Despite publicly welcoming Ofcom proposals for the defragmentation of spectrum holdings in the 3.4GHz-3.8GHz band (Telefónicawatch, #136), linked to planned auctions in 2020, O2 was sceptical of the plan’s value in filed documents. Ofcom proposals will enable operators to trade tranches of spectrum to defragment their holdings and thus have more chance of covering a contiguous block of spectrum in the bandwidth.

However, one of O2 UK’s more eye-catching claims, which was widely reported by UK media, is that Ofcom policies to date have placed CK Hutchison’s Three UK in a “kingmaker” position – where it can attempt to extract windfall gains from rivals in exchange for shifting spectrum, or charge anti-competitive rents as rivals fight to acquire larger contiguous blocks of spectrum.

O2 UK further claimed that Ofcom had twice foregone “obvious opportunities to facilitate a reconfiguration of the 3.4GHz-3.6GHz band”, meaning that Three UK now holds two contiguous blocks of 40MHz and 120MHz in the spectrum range.

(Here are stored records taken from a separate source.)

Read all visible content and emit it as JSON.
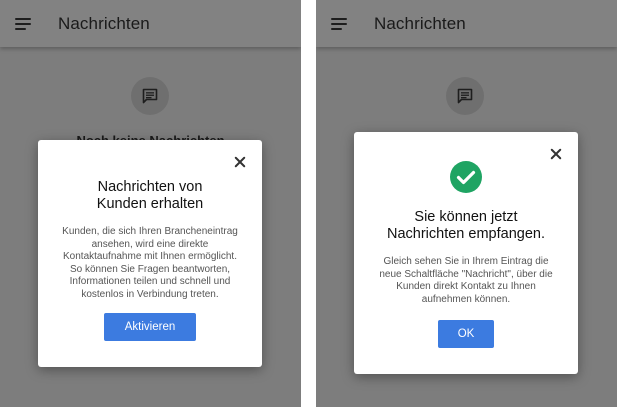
{
  "colors": {
    "accent": "#3c7be0",
    "success": "#1fa463",
    "overlay": "#7d7d7d"
  },
  "left_screen": {
    "appbar": {
      "title": "Nachrichten",
      "menu_icon": "menu-icon"
    },
    "background_text": "Noch keine Nachrichten",
    "dialog": {
      "title_line1": "Nachrichten von",
      "title_line2": "Kunden erhalten",
      "body_lines": [
        "Kunden, die sich Ihren Brancheneintrag",
        "ansehen, wird eine direkte",
        "Kontaktaufnahme mit Ihnen ermöglicht.",
        "So können Sie Fragen beantworten,",
        "Informationen teilen und schnell und",
        "kostenlos in Verbindung treten."
      ],
      "button_label": "Aktivieren",
      "close_icon": "close-icon"
    }
  },
  "right_screen": {
    "appbar": {
      "title": "Nachrichten",
      "menu_icon": "menu-icon"
    },
    "dialog": {
      "icon": "check-circle-icon",
      "title_line1": "Sie können jetzt",
      "title_line2": "Nachrichten empfangen.",
      "body_lines": [
        "Gleich sehen Sie in Ihrem Eintrag die",
        "neue Schaltfläche \"Nachricht\", über die",
        "Kunden direkt Kontakt zu Ihnen",
        "aufnehmen können."
      ],
      "button_label": "OK",
      "close_icon": "close-icon"
    }
  }
}
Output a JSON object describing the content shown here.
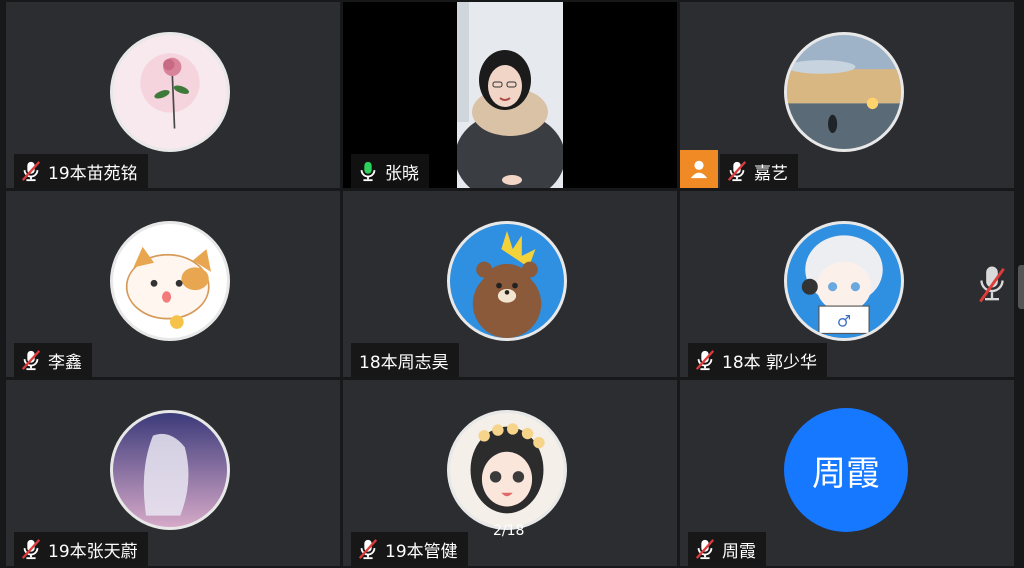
{
  "participants": [
    {
      "name": "19本苗苑铭",
      "muted": true
    },
    {
      "name": "张晓",
      "muted": false
    },
    {
      "name": "嘉艺",
      "muted": true
    },
    {
      "name": "李鑫",
      "muted": true
    },
    {
      "name": "18本周志昊",
      "muted": null
    },
    {
      "name": "18本 郭少华",
      "muted": true
    },
    {
      "name": "19本张天蔚",
      "muted": true
    },
    {
      "name": "19本管健",
      "muted": true
    },
    {
      "name": "周霞",
      "muted": true
    }
  ],
  "placeholder_avatar_text": "周霞",
  "page_indicator": "2/18",
  "colors": {
    "tile": "#2b2d30",
    "accent_blue": "#1677ff",
    "host_orange": "#f08a24",
    "mic_on": "#2bd15a",
    "mic_off": "#e03b3b"
  }
}
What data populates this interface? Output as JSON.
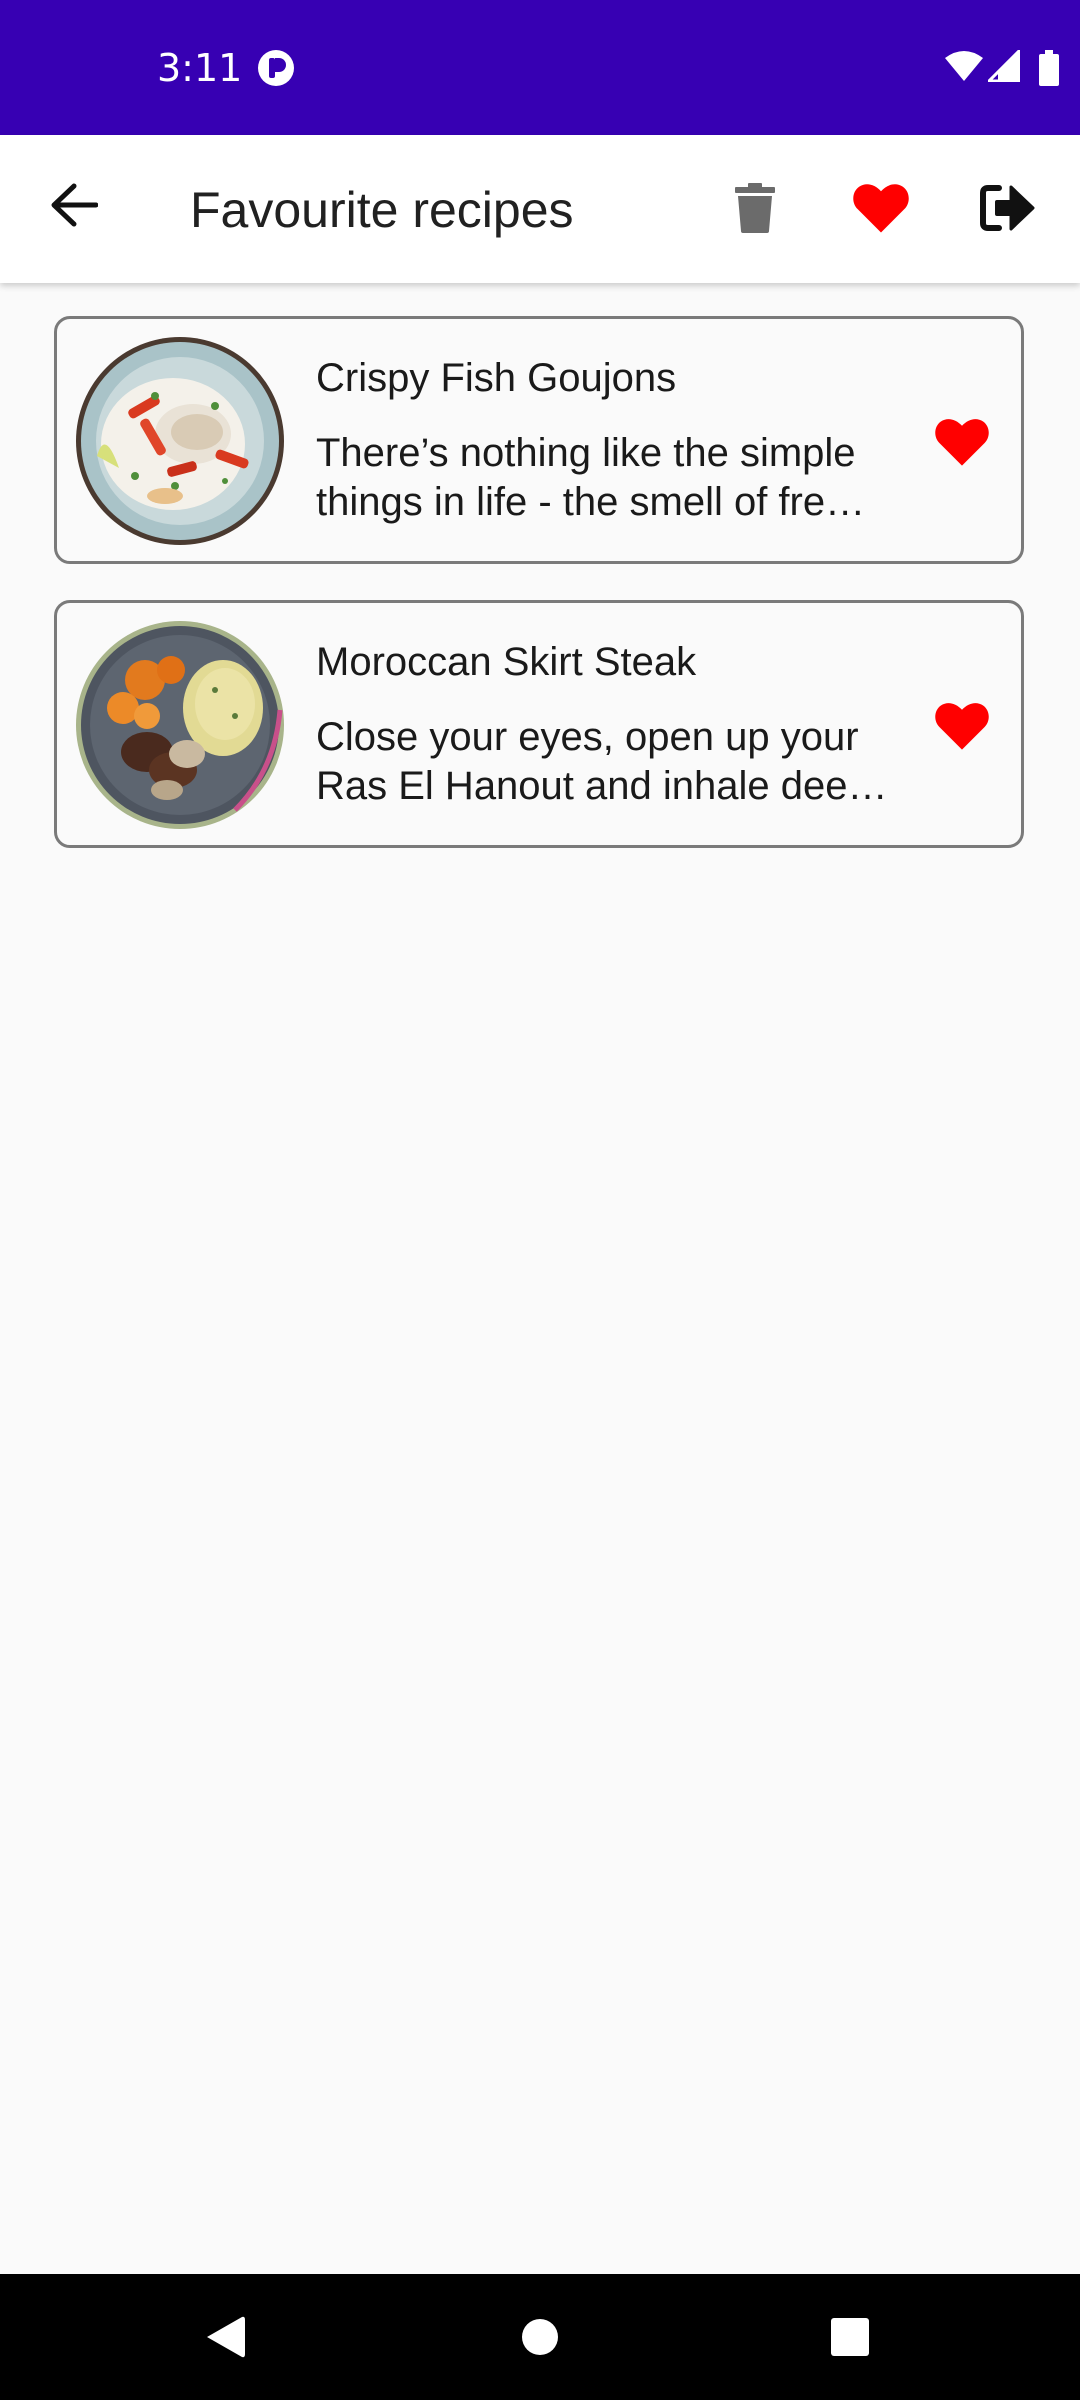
{
  "status_bar": {
    "time": "3:11",
    "background": "#3700b3"
  },
  "app_bar": {
    "title": "Favourite recipes",
    "icons": {
      "back": "arrow-left-icon",
      "delete": "trash-icon",
      "favorites": "heart-icon",
      "logout": "sign-out-icon"
    },
    "accent": "#ff0000"
  },
  "recipes": [
    {
      "name": "Crispy Fish Goujons",
      "description_line1": "There’s nothing like the simple",
      "description_line2": "things in life - the smell of fre…",
      "favorite": true
    },
    {
      "name": "Moroccan Skirt Steak",
      "description_line1": "Close your eyes, open up your",
      "description_line2": "Ras El Hanout and inhale dee…",
      "favorite": true
    }
  ],
  "nav_bar": {
    "icons": [
      "back-triangle-icon",
      "home-circle-icon",
      "recents-square-icon"
    ]
  }
}
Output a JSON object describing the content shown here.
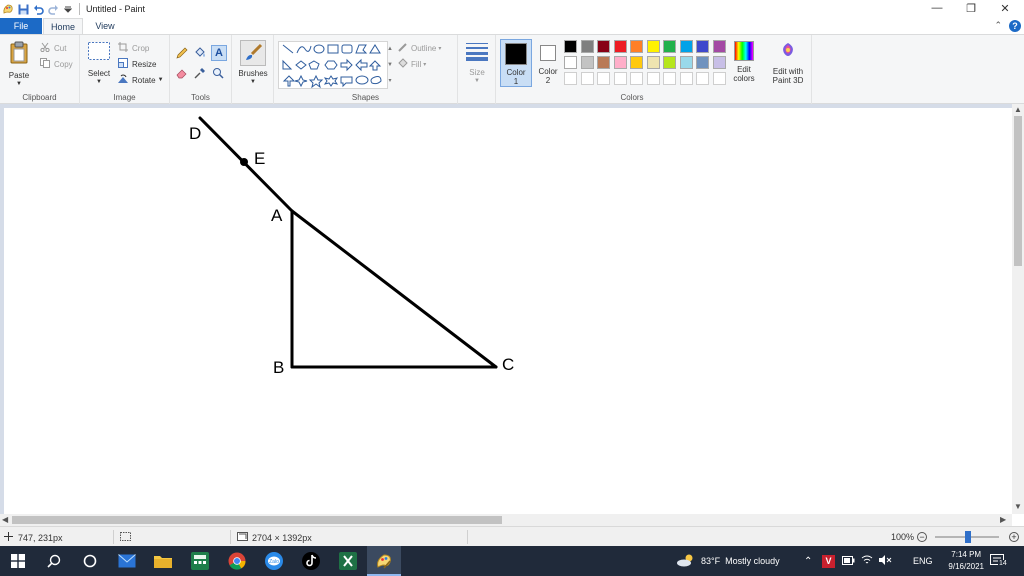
{
  "window": {
    "title": "Untitled - Paint",
    "minimize_glyph": "—",
    "restore_glyph": "❐",
    "close_glyph": "✕"
  },
  "tabs": {
    "file": "File",
    "home": "Home",
    "view": "View",
    "help": "?"
  },
  "clipboard": {
    "label": "Clipboard",
    "paste": "Paste",
    "cut": "Cut",
    "copy": "Copy"
  },
  "image": {
    "label": "Image",
    "select": "Select",
    "crop": "Crop",
    "resize": "Resize",
    "rotate": "Rotate"
  },
  "tools": {
    "label": "Tools"
  },
  "brushes": {
    "label": "Brushes"
  },
  "shapes": {
    "label": "Shapes",
    "outline": "Outline",
    "fill": "Fill"
  },
  "size": {
    "label": "Size"
  },
  "color1": {
    "label": "Color",
    "number": "1",
    "value": "#000000"
  },
  "color2": {
    "label": "Color",
    "number": "2",
    "value": "#ffffff"
  },
  "colors": {
    "label": "Colors",
    "edit": "Edit colors",
    "paint3d": "Edit with Paint 3D",
    "palette_row1": [
      "#000000",
      "#7f7f7f",
      "#880015",
      "#ed1c24",
      "#ff7f27",
      "#fff200",
      "#22b14c",
      "#00a2e8",
      "#3f48cc",
      "#a349a4"
    ],
    "palette_row2": [
      "#ffffff",
      "#c3c3c3",
      "#b97a57",
      "#ffaec9",
      "#ffc90e",
      "#efe4b0",
      "#b5e61d",
      "#99d9ea",
      "#7092be",
      "#c8bfe7"
    ]
  },
  "drawing": {
    "points": {
      "D": "D",
      "E": "E",
      "A": "A",
      "B": "B",
      "C": "C"
    }
  },
  "status": {
    "cursor_pos": "747, 231px",
    "image_size": "2704 × 1392px",
    "zoom": "100%"
  },
  "taskbar": {
    "weather_temp": "83°F",
    "weather_desc": "Mostly cloudy",
    "language": "ENG",
    "time": "7:14 PM",
    "date": "9/16/2021",
    "notifications": "14"
  }
}
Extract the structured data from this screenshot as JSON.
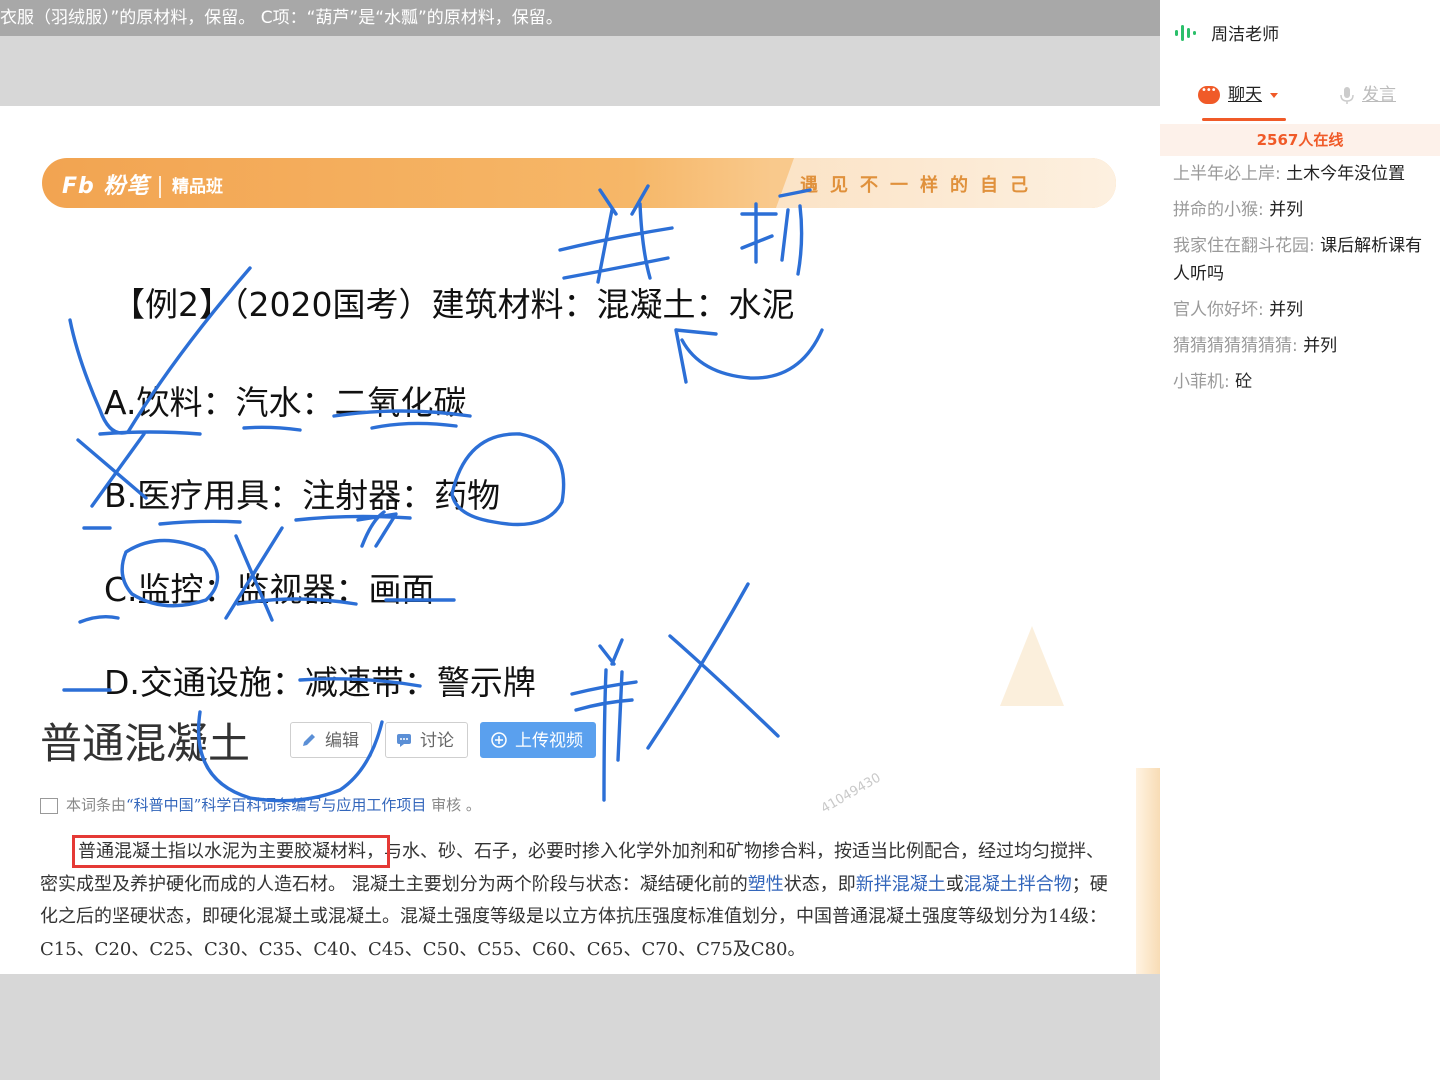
{
  "topbar": {
    "text": "衣服（羽绒服）”的原材料，保留。 C项：“葫芦”是“水瓢”的原材料，保留。"
  },
  "banner": {
    "logo": "粉笔",
    "course": "精品班",
    "slogan": "遇见不一样的自己"
  },
  "question": {
    "title": "【例2】（2020国考）建筑材料：混凝土：水泥",
    "options": [
      "A.饮料：汽水：二氧化碳",
      "B.医疗用具：注射器：药物",
      "C.监控：监视器：画面",
      "D.交通设施：减速带：警示牌"
    ]
  },
  "encyclopedia": {
    "title": "普通混凝土",
    "buttons": {
      "edit": "编辑",
      "discuss": "讨论",
      "upload": "上传视频"
    },
    "watermark": "41049430",
    "review": {
      "prefix": "本词条由",
      "source": "“科普中国”科学百科词条编写与应用工作项目",
      "suffix": " 审核 。"
    },
    "paragraph": {
      "highlight": "普通混凝土指以水泥为主要胶凝材料，",
      "text1": "与水、砂、石子，必要时掺入化学外加剂和矿物掺合料，按适当比例配合，经过均匀搅拌、密实成型及养护硬化而成的人造石材。 混凝土主要划分为两个阶段与状态：凝结硬化前的",
      "link1": "塑性",
      "text2": "状态，即",
      "link2": "新拌混凝土",
      "text3": "或",
      "link3": "混凝土拌合物",
      "text4": "；硬化之后的坚硬状态，即硬化混凝土或混凝土。混凝土强度等级是以立方体抗压强度标准值划分，中国普通混凝土强度等级划分为14级：C15、C20、C25、C30、C35、C40、C45、C50、C55、C60、C65、C70、C75及C80。"
    }
  },
  "panel": {
    "teacher": "周洁老师",
    "tabs": {
      "chat": "聊天",
      "speak": "发言"
    },
    "online": "2567人在线",
    "messages": [
      {
        "user": "上半年必上岸:",
        "text": " 土木今年没位置"
      },
      {
        "user": "拼命的小猴:",
        "text": " 并列"
      },
      {
        "user": "我家住在翻斗花园:",
        "text": " 课后解析课有人听吗"
      },
      {
        "user": "官人你好坏:",
        "text": " 并列"
      },
      {
        "user": "猜猜猜猜猜猜猜:",
        "text": " 并列"
      },
      {
        "user": "小菲机:",
        "text": " 砼"
      }
    ]
  },
  "colors": {
    "accent": "#f05a28",
    "ink": "#2c6fd6",
    "banner": "#f2a451",
    "link": "#3366bb",
    "highlight_box": "#e53935"
  }
}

Instead, the operator believes that Ofcom has placed “too much faith” in the secondary market as a solution to fragmentation, and warned that there is a high risk that trading alone will not resolve the problem as operators pursue their individual best interests.

O2’s favoured solution had been the implementation of “full-band assignment”, to ensure that all operators are able to acquire contiguous blocks. In the absence of that, O2 UK nevertheless said it would support Ofcom’s proposal for a negotiation phase as part of the assignment stage for the spectrum award. It also agreed that winners of less than 20MHz should be restricted to frequencies at the top or bottom of the band, “to discourage rent-seeking behaviour”, adding that Ofcom should implement a band-specific cap of 140MHz. Three UK has said that no restrictions should be placed on winners of less than 20MHz.

O2 UK and rivals BT/EE and Vodafone UK have blocks of 40MHz-50MHz each in the 3.4GHz-3.6GHz range, while 120MHz is up for grabs in the 2020 auction.

Evans gets a dig in at Vodafone

Amid its relentless pursuit of Ofcom and Three UK over contiguous spectrum, O2 UK has not neglected to take further swipes at other rivals over their 5G ambitions.

According to reports from UK technology media, O2 UK Chief Executive Mark Evans made use of a media roundtable to taunt Vodafone UK (VfUK) by claiming it is not offering “real 5G”. Evans’ reasoning was that VfUK has currently capped speeds for two of its 5G plans at 2Mbps and 10Mbps, which he pointed out can already be achieved with 3G and 4G technology, respectively. In VfUK’s defence, it should be noted that the Vodafone Unlimited Max plan promises users “unlimited mobile access at speeds as fast as the device and the network will allow”.

O2 UK is not alone in taking aim at rivals over new 5G services, underlining the highly competitive nature of the market and importance of winning over customers with 5G services. Indeed, network operators clearly fear the dominant position that Three UK will have because of its sizeable spectrum assets. BT/EE is said to have lodged a complaint with the Advertising Standards Authority (ASA) over a Three UK advertisement that claims: “If it’s not Three, it’s not real 5G”. The Guardian reported that the ASA will investigate whether Three UK’s 5G claim is in breach of the advertising code on grounds including being misleading.